Work instruction:
Among the entries below, count the lines that contain the word "本地磁盘". Respond with the count only.

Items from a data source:
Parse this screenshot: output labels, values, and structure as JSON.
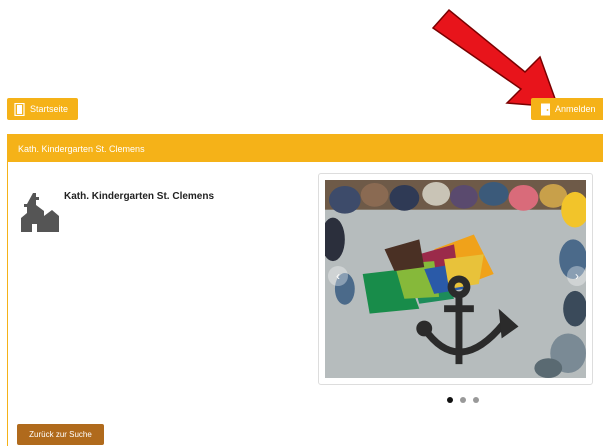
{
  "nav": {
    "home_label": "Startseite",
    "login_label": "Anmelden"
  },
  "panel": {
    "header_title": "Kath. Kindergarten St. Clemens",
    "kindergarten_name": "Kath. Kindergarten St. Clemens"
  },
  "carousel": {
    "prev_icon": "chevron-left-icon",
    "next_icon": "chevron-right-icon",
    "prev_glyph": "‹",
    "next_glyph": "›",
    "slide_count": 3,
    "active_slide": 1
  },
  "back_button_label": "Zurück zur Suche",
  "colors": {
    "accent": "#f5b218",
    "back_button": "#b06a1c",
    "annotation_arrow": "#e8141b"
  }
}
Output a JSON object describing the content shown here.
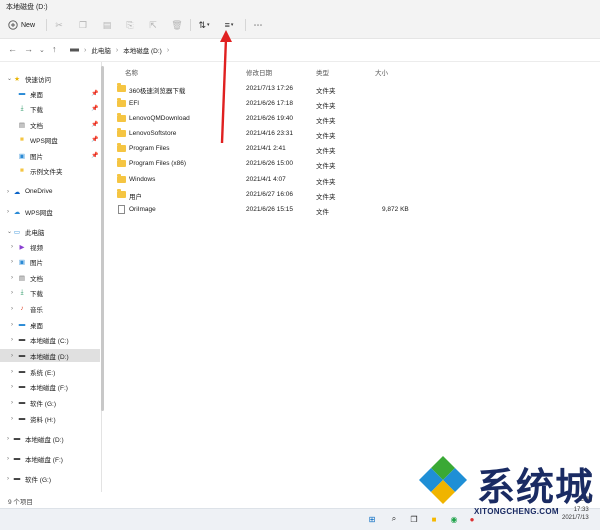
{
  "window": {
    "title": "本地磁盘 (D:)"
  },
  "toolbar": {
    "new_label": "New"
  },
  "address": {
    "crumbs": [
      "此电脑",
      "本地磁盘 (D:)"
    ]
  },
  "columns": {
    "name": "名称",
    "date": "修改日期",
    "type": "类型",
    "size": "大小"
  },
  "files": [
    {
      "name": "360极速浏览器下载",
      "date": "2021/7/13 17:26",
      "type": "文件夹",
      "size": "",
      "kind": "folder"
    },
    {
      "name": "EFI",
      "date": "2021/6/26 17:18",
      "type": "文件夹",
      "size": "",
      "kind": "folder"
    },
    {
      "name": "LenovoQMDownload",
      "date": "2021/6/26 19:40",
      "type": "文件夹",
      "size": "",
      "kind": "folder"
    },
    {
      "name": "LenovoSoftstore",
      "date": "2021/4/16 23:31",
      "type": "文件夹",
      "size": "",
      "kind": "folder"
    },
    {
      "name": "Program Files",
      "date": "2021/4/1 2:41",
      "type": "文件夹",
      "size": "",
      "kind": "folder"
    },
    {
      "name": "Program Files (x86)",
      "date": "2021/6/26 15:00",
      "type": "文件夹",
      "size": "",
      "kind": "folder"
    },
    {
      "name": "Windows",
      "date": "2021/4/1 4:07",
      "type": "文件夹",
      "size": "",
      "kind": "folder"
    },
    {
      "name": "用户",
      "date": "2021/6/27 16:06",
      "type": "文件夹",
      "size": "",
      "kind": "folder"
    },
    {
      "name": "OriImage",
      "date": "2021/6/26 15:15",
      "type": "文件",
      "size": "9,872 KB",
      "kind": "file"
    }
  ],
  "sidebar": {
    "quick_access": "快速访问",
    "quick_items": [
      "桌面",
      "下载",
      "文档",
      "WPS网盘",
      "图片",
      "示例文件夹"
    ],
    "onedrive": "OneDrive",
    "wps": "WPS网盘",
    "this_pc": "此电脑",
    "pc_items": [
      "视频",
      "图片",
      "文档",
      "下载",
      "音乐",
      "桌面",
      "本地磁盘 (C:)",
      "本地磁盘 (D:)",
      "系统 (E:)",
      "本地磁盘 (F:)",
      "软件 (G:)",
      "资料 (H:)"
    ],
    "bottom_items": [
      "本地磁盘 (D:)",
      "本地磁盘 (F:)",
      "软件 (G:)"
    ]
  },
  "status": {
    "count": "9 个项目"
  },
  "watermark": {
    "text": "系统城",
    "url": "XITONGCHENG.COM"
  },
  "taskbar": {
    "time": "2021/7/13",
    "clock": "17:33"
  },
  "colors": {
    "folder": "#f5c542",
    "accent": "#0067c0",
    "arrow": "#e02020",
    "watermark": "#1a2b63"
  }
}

Finished exercise:
7